(Beginning of Record extracts)
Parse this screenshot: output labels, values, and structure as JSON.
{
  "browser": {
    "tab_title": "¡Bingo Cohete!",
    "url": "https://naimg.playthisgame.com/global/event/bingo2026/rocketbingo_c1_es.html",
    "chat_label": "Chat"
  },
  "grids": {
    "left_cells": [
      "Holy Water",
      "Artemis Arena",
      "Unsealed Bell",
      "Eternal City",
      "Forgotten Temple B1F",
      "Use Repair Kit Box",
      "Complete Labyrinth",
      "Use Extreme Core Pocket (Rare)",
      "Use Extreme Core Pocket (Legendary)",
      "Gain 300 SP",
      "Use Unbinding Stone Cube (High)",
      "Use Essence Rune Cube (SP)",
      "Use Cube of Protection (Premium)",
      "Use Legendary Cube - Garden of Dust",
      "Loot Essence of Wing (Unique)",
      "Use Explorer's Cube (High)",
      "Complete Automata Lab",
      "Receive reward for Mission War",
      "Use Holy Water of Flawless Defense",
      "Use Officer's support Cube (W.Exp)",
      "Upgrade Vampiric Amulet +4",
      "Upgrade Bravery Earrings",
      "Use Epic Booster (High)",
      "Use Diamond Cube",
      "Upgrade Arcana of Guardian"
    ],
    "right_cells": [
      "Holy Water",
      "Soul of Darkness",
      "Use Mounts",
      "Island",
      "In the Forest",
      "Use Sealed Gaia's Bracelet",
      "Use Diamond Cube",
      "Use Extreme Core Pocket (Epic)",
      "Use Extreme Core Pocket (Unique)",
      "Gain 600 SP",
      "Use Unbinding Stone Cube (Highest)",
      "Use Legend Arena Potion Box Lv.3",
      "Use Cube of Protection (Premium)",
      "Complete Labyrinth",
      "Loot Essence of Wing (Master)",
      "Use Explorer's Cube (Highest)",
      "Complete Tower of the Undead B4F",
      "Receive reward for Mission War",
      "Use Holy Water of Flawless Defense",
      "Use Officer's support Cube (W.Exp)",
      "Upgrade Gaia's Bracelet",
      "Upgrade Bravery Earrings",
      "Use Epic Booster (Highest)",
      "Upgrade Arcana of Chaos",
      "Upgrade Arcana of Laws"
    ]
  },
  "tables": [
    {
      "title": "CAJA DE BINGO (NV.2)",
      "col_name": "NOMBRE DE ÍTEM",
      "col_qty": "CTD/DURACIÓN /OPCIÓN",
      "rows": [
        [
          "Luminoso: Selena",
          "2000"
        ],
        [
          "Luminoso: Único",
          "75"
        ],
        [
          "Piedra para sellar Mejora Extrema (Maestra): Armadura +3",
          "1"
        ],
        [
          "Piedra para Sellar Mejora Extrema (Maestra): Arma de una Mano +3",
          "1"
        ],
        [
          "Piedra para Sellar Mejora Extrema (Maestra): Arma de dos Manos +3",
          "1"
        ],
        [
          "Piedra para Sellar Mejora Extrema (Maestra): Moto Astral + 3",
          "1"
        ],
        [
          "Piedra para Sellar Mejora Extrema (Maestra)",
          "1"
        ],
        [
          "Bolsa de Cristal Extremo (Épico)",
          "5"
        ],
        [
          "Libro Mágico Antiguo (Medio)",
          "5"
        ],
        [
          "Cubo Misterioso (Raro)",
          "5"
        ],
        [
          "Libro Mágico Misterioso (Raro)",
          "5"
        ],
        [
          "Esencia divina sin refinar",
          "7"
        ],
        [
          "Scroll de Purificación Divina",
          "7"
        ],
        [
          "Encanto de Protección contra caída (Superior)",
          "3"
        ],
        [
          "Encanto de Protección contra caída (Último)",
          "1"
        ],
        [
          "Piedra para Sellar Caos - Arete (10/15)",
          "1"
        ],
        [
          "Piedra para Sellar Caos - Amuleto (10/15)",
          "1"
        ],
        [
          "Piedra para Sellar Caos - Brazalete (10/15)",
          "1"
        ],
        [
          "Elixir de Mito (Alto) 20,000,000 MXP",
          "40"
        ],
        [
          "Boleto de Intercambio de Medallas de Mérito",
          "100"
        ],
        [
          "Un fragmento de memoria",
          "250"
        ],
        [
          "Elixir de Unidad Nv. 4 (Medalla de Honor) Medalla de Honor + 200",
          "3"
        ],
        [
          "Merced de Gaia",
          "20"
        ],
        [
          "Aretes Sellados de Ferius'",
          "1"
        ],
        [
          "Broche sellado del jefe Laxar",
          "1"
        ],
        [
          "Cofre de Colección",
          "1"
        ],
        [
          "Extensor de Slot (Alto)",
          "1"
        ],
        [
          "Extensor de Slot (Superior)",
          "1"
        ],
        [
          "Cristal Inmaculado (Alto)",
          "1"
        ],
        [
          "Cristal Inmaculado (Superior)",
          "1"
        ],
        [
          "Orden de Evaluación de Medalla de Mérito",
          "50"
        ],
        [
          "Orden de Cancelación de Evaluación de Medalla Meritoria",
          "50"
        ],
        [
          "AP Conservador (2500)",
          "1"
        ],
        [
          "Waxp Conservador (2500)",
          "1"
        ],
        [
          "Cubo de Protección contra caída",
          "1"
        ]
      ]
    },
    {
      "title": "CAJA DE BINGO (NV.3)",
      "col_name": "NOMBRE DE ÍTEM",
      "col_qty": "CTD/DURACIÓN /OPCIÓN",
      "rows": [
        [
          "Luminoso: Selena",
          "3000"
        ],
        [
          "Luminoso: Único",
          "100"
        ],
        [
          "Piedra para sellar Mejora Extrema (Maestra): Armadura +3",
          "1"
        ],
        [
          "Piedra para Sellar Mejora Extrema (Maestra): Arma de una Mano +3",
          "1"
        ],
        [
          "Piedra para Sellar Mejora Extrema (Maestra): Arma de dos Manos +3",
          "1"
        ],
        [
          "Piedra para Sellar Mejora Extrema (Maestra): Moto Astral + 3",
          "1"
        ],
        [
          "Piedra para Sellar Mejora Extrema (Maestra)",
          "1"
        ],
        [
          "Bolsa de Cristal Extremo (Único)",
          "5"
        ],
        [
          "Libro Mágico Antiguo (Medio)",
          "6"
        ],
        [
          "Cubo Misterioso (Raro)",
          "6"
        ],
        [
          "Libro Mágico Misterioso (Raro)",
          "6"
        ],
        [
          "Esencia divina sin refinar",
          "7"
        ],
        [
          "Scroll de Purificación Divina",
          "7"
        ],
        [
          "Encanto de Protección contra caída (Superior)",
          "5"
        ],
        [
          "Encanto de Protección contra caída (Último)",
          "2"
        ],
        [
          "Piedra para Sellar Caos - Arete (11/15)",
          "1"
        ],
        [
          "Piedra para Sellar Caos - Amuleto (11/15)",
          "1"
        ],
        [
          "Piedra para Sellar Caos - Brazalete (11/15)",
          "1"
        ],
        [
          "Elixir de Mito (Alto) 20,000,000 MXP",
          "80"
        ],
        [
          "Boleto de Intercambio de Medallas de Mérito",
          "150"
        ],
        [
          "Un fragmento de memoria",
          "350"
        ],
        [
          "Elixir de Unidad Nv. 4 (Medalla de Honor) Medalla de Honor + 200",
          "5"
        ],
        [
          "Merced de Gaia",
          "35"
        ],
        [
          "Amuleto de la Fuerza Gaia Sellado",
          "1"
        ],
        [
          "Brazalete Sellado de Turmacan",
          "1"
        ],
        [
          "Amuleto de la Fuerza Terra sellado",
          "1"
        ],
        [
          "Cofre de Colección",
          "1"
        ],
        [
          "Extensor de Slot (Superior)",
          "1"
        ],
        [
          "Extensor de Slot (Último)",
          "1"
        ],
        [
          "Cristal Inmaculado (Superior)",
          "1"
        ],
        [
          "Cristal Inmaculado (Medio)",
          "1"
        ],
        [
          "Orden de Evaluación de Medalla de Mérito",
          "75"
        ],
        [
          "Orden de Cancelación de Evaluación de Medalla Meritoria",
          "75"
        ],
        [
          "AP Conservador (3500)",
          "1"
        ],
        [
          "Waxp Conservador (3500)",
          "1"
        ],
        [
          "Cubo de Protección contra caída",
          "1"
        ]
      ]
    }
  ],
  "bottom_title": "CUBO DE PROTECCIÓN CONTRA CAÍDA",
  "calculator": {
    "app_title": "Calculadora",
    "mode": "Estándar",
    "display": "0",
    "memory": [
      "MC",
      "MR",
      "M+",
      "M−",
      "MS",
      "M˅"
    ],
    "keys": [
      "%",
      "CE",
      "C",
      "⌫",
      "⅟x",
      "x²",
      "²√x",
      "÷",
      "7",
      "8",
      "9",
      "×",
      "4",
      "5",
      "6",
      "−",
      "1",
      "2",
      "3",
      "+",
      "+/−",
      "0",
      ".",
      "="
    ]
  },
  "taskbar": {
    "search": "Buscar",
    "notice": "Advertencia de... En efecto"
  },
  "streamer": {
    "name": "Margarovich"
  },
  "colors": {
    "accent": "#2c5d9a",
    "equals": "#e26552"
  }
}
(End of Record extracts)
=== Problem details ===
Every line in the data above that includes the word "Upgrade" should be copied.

=== The answer ===
      "Upgrade Vampiric Amulet +4",
      "Upgrade Bravery Earrings",
      "Upgrade Arcana of Guardian"
      "Upgrade Gaia's Bracelet",
      "Upgrade Bravery Earrings",
      "Upgrade Arcana of Chaos",
      "Upgrade Arcana of Laws"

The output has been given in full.